"There were several adults to-day," he assured her with a faint flush; but when she tossed her head he had not a word of reproof for her. Social success had not spoilt him; it had made him sweeter. For some time he sat with his head out of the kennel, talking with Mrs. Darling of this success, and pressing her hand reassuringly when she said she hoped his head would not be turned by it.
"But if I had been a weak man," he said. "Good heavens, if I had been a weak man!"
"And, George," she said timidly, "you are as full of remorse as ever, aren't you?"
"Full of remorse as ever, dearest! See my punishment: living in a kennel."
"But it is punishment, isn't it, George? You are sure you are not enjoying it?"
You may be sure she begged his pardon; and then, feeling drowsy, he curled round in the kennel.
"Won't you play me to sleep," he asked, "on the nursery piano?" and as she was crossing to the day-nursery he added thoughtlessly, "And shut that window. I feel a draught."
"O George, never ask me to do that. The window must always be left open for them, always, always."
Now it was his turn to beg her pardon; and she went into the day-nursery and played, and soon he was asleep; and while he slept, Wendy and John and Michael flew into the room.

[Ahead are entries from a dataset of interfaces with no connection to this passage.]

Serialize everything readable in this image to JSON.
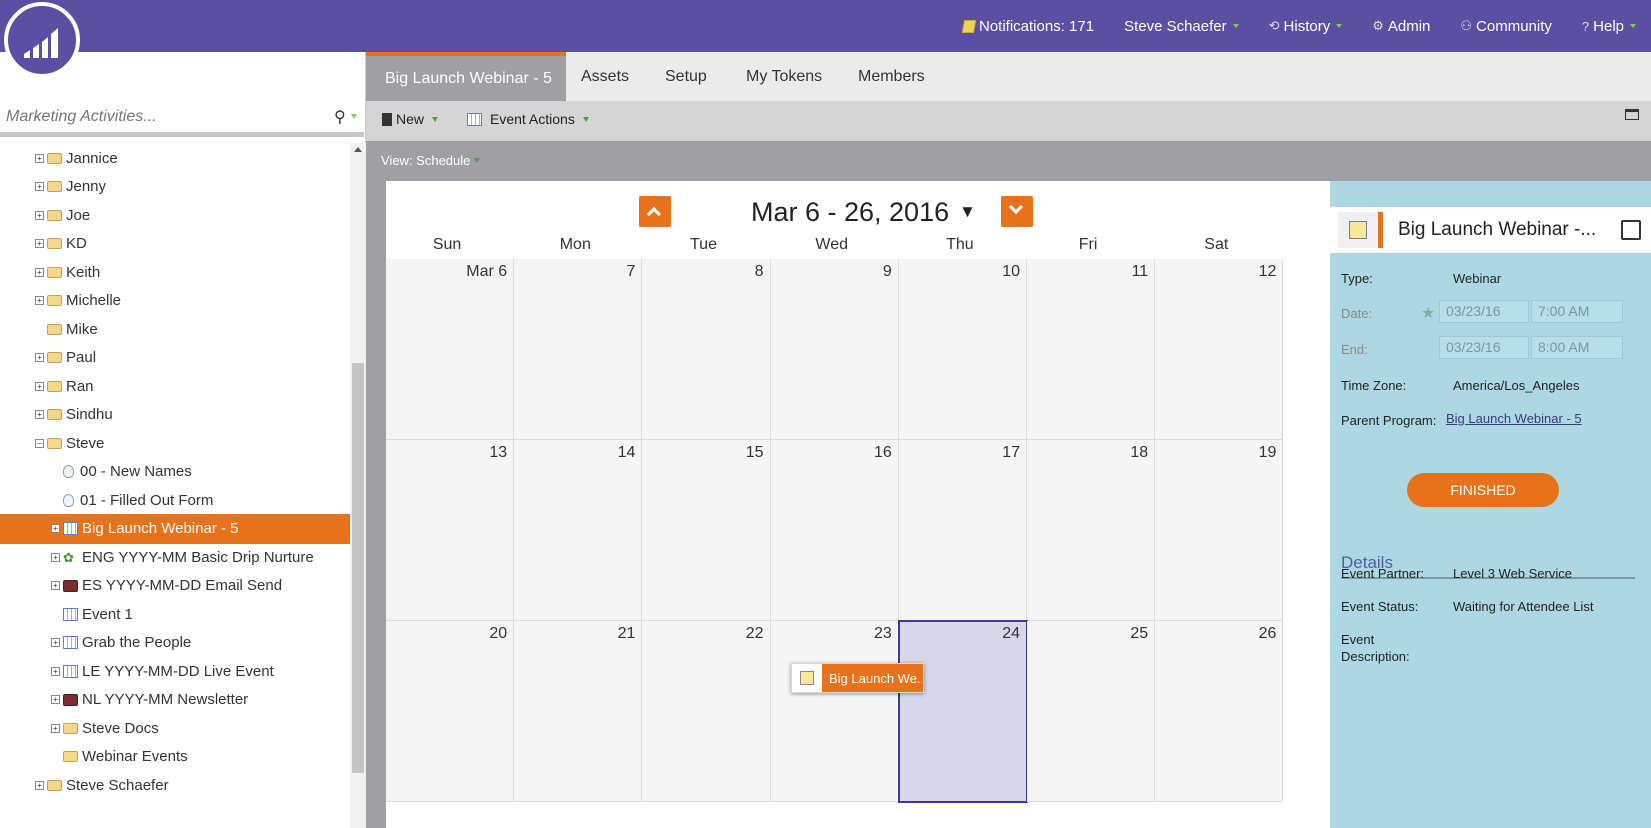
{
  "topnav": {
    "notifications": "Notifications: 171",
    "user": "Steve Schaefer",
    "history": "History",
    "admin": "Admin",
    "community": "Community",
    "help": "Help"
  },
  "sidebar": {
    "search_placeholder": "Marketing Activities...",
    "items": [
      {
        "label": "Jannice",
        "type": "folder",
        "indent": 1,
        "expandable": true
      },
      {
        "label": "Jenny",
        "type": "folder",
        "indent": 1,
        "expandable": true
      },
      {
        "label": "Joe",
        "type": "folder",
        "indent": 1,
        "expandable": true
      },
      {
        "label": "KD",
        "type": "folder",
        "indent": 1,
        "expandable": true
      },
      {
        "label": "Keith",
        "type": "folder",
        "indent": 1,
        "expandable": true
      },
      {
        "label": "Michelle",
        "type": "folder",
        "indent": 1,
        "expandable": true
      },
      {
        "label": "Mike",
        "type": "folder",
        "indent": 1,
        "expandable": false
      },
      {
        "label": "Paul",
        "type": "folder",
        "indent": 1,
        "expandable": true
      },
      {
        "label": "Ran",
        "type": "folder",
        "indent": 1,
        "expandable": true
      },
      {
        "label": "Sindhu",
        "type": "folder",
        "indent": 1,
        "expandable": true
      },
      {
        "label": "Steve",
        "type": "folder",
        "indent": 1,
        "expandable": true,
        "expanded": true
      },
      {
        "label": "00 - New Names",
        "type": "bulb",
        "indent": 2,
        "expandable": false
      },
      {
        "label": "01 - Filled Out Form",
        "type": "bulb",
        "indent": 2,
        "expandable": false
      },
      {
        "label": "Big Launch Webinar - 5",
        "type": "event",
        "indent": 2,
        "expandable": true,
        "selected": true
      },
      {
        "label": "ENG YYYY-MM Basic Drip Nurture",
        "type": "nurture",
        "indent": 2,
        "expandable": true
      },
      {
        "label": "ES YYYY-MM-DD Email Send",
        "type": "email",
        "indent": 2,
        "expandable": true
      },
      {
        "label": "Event 1",
        "type": "event",
        "indent": 2,
        "expandable": false
      },
      {
        "label": "Grab the People",
        "type": "event",
        "indent": 2,
        "expandable": true
      },
      {
        "label": "LE YYYY-MM-DD Live Event",
        "type": "event",
        "indent": 2,
        "expandable": true
      },
      {
        "label": "NL YYYY-MM Newsletter",
        "type": "email",
        "indent": 2,
        "expandable": true
      },
      {
        "label": "Steve Docs",
        "type": "folder",
        "indent": 2,
        "expandable": true
      },
      {
        "label": "Webinar Events",
        "type": "folder",
        "indent": 2,
        "expandable": false
      },
      {
        "label": "Steve Schaefer",
        "type": "folder",
        "indent": 1,
        "expandable": true
      }
    ]
  },
  "tabs": [
    "Big Launch Webinar - 5",
    "Assets",
    "Setup",
    "My Tokens",
    "Members"
  ],
  "toolbar": {
    "new_label": "New",
    "event_actions_label": "Event Actions"
  },
  "view": {
    "label": "View: Schedule"
  },
  "calendar": {
    "range_title": "Mar 6 - 26, 2016",
    "days_of_week": [
      "Sun",
      "Mon",
      "Tue",
      "Wed",
      "Thu",
      "Fri",
      "Sat"
    ],
    "weeks": [
      [
        "Mar 6",
        "7",
        "8",
        "9",
        "10",
        "11",
        "12"
      ],
      [
        "13",
        "14",
        "15",
        "16",
        "17",
        "18",
        "19"
      ],
      [
        "20",
        "21",
        "22",
        "23",
        "24",
        "25",
        "26"
      ]
    ],
    "today": "24",
    "event_chip": "Big Launch We..."
  },
  "detail": {
    "title": "Big Launch Webinar -...",
    "type_label": "Type:",
    "type_value": "Webinar",
    "date_label": "Date:",
    "date_value": "03/23/16",
    "date_time": "7:00 AM",
    "end_label": "End:",
    "end_value": "03/23/16",
    "end_time": "8:00 AM",
    "timezone_label": "Time Zone:",
    "timezone_value": "America/Los_Angeles",
    "parent_label": "Parent Program:",
    "parent_value": "Big Launch Webinar - 5",
    "status_button": "FINISHED",
    "details_heading": "Details",
    "partner_label": "Event Partner:",
    "partner_value": "Level 3 Web Service",
    "status_label": "Event Status:",
    "status_value": "Waiting for Attendee List",
    "description_label_1": "Event",
    "description_label_2": "Description:"
  },
  "colors": {
    "brand": "#5a4fa3",
    "accent": "#e8721c",
    "panel": "#add8e3",
    "today": "#d8d7ea"
  }
}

Oh no. We have written it so, because that was the charming arrangement planned by them before we left the ship; but something must have happened since then, for it is not they who have flown in, it is Peter and Tinker Bell.
Peter's first words tell all.
"Quick Tink," he whispered, "close the window; bar it! That's right. Now you and I must get away by the door; and when Wendy comes she will think her mother has barred her out; and she will have to go back with me."
Now I understand what had hitherto puzzled me, why when Peter had exterminated the pirates he did not return to the island and leave Tink to escort the children to the mainland. This trick had been in his head all the time.
Instead of feeling that he was behaving badly he danced with glee; then he peeped into the day-nursery to see who was playing. He whispered to Tink, "It's Wendy's mother! She is a pretty lady, but not so pretty as my mother. Her mouth is full of thimbles, but not so full as my mother's was."
Of course he knew nothing whatever about his mother; but he sometimes bragged about her.
He did not know the tune, which was "Home, Sweet Home," but he knew it was saying, "Come back, Wendy, Wendy, Wendy"; and he cried exultantly, "You will never see Wendy again, lady, for the window is barred!"
He peeped in again to see why the music had stopped, and now he saw that Mrs. Darling had laid her head on the box, and that two tears were sitting on her eyes.
"She wants me to unbar the window," thought Peter, "but I won't, not I!"
He peeped again, and the tears were still there, or another two had taken their place.
"She's awfully fond of Wendy," he said to himself. He was angry with her now for not seeing why she could not have Wendy.
The reason was so simple: "I'm fond of her too. We can't both have her, lady."
But the lady would not make the best of it, and he was unhappy. He ceased to look at her, but even then she would not let go of him. He skipped about and made funny faces, but when he stopped it was just as if she were inside him, knocking.
"Oh, all right," he said at last, and gulped. Then he unbarred the window. "Come on, Tink," he cried, with a frightful sneer at the laws of nature; "we don't want any silly mothers"; and he flew away.
Thus Wendy and John and Michael found the window open for them after all, which of course was more than they deserved. They alighted on the floor, quite unashamed of themselves, and the youngest one had already forgotten his home.
"John," he said, looking around him doubtfully, "I think I have been here before."
"Of course you have, you silly. There is your old bed."
"So it is," Michael said, but not with much conviction.